We have mentioned the limbo that former LSU walk-on Anthony Zehyoue is in.  I would like to know how it got this way?  According to Dennis Dodd's article on the subject, Anthony's father, Anthony Sr., has been in the United States at least since 1990, having escaped war-torn Liberia.  

Anthony Sr. is a Ph.D and a teacher.  Anthony Jr. is pursuing teaching.  The family is educated and productive.  They have been staying here for almost 20 years under special laws that protect Liberian immigrants and other refugees from war-torn countries, laws which are set to expire very soon if they are not renewed.

This blog takes special care not to get into politics, as the topic can't help but to divide and alienate, but we can bend the rules here because this seems so uncontroversial.  While immigration is definitely a hot-button issue in America, the Zehyoues are not exactly the poster family for bad immigration policy.  Anthony Sr. came to the United States apparently already highly educated, and has raised a productive and law-abiding family that seems to want nothing more than to stay here and to continue to be productive and law-abiding.  Frankly, America needs more people like the Zehyoues.

What's more, they have been able to do so through at least two changes of political leadership in Washington D.C.  From the George H.W. Bush presidency through the Clinton presidency through the George W. Bush presidency (not to mention through more Congressional changes than can be easily counted), there appears to have been little trouble with them getting the authorization to continue staying here.  Now, despite apparently having the help of at least two sitting Senators from the majority party, their immigration status is in serious jeopardy.

The only argument I can see for what appears to be happening is, "Liberia is not as bad as it was in 1990, and while America needs people like the Zehyoues, Liberia needs them more."  Fine, but it's hard to even say that Anthony Jr. is Liberian in any real sense of the word.  He was born in Liberia, but he is about 24 years old and has been in the United States for almost 20 years.  Culturally, he is as American as I am.  One of his siblings was actually born here and is, therefore, an American citizen.  She would not have to leave, but she is a minor and may not have much realistic alternative.

I would say it's a "sad" situation, but it's worse than that.  It's a situation that could be very easily corrected, and there seems to be little reason not to correct it.  After all, why is it America's responsibility to send some of its best to a country they don't want to go to just because they happen to be from there?

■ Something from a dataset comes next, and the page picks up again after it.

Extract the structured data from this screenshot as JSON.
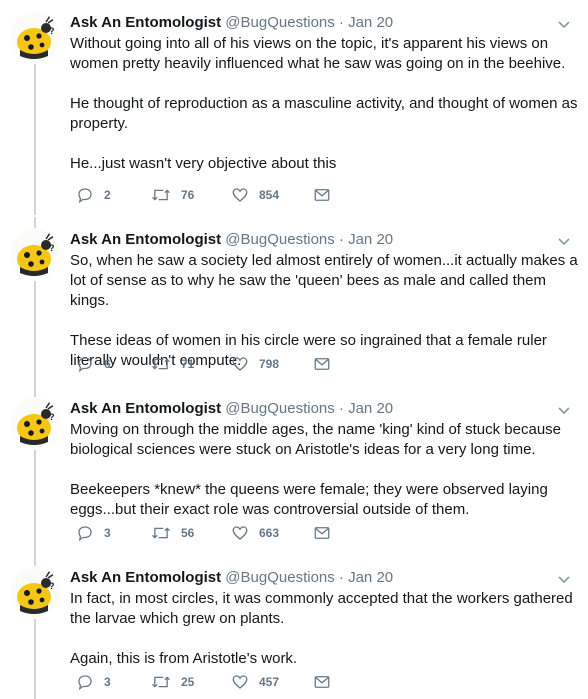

I'd like to issue a call to action, but I don't know what kind of action is required, or even what would be helpful.  I welcome suggestions.